MADELEINE: By demanding and negotiating for
equal pay for equal value in their own bargaining unit, union women decrease
the gap in pay and make the bridging into better paid jobs easier. With those
efforts should go demands for job equity in collective agreements and active
encouragement and assistance to women who bid for better paid, traditionally
Where you have sexism you also have racism, and vice versa. I think its important for the women's movement and for unions trying to get women into non-traditional jobs, to stand up for the visible minorities' right to those jobs also. That will combine the strength of those who are the least favourite.
CHRISTINA: You yourself seem a representative of what you advise: active still in the Canadian Textile and Chemical Union, a vibrant member of the board of The National Action Committee on the Status of Women, and of other community organizations including la Ligue des droits et libertés.
MADELEINE: Well, I believe that political action of union people can only be effective if it is joined with the action of progressive, democratic organizations within the community.
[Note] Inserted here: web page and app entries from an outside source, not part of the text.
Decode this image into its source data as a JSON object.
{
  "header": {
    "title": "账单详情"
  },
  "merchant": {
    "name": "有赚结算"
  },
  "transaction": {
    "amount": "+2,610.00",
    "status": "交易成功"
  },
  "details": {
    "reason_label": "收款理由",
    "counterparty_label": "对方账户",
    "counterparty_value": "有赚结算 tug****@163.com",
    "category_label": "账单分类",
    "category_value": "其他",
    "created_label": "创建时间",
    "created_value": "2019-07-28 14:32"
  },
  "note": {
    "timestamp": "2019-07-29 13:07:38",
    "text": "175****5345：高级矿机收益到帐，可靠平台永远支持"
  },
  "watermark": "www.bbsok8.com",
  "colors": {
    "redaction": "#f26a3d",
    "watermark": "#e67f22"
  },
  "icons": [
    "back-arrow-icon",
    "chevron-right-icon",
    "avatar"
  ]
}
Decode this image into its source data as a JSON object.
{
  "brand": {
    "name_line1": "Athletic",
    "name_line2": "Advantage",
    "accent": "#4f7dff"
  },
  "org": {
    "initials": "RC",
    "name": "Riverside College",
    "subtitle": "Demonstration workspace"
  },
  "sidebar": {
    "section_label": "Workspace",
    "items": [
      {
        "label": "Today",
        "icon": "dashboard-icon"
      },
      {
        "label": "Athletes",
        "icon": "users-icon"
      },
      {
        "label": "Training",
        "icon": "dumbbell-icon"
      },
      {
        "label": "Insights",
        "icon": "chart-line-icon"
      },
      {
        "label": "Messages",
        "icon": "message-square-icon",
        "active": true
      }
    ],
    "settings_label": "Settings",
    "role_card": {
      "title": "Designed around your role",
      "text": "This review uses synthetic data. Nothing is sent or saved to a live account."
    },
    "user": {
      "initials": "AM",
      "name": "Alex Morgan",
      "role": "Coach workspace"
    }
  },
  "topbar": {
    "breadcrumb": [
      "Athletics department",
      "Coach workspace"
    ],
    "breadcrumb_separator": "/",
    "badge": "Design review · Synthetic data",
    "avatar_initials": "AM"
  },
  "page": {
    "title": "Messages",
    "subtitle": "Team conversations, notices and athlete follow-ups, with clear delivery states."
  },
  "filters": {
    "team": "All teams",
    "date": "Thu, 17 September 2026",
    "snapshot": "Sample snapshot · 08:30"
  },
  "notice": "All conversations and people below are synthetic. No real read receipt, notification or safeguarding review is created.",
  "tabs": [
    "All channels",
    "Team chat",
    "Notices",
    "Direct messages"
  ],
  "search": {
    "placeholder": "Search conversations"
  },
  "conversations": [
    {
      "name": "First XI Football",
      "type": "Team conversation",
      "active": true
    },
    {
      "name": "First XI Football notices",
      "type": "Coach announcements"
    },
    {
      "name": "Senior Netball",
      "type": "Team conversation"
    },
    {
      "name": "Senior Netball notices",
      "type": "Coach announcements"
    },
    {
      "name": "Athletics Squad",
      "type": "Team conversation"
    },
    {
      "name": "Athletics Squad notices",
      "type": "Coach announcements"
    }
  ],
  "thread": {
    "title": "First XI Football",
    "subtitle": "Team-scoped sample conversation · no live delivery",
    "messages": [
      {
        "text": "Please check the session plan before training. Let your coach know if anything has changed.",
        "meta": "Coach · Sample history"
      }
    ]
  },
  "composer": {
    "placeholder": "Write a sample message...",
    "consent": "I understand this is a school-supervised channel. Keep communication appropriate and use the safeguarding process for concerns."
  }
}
There's a need for unions, women's organizations, community organizations, and church groups to work together for a better society; to bring about necessary changes or to stop retrogressive ones. There is a certain healthy balance in a coalition between community groups and unions pressuring government for our common interest.
Addressing the workers at a Labour Day demonstration in Valleyfield, Quebec, 1948.
Madeleine Parent was born in Montreal in 1918 and received her B.A. from McGill University in 1942. She has been involved in union organizing since her graduation, mostly in the textile industry where large numbers of women work. She currently lives in Montreal where she is an active member of her union and various women's organizations.
Christina Starr is the Managing Editor of Women's Education des femmes.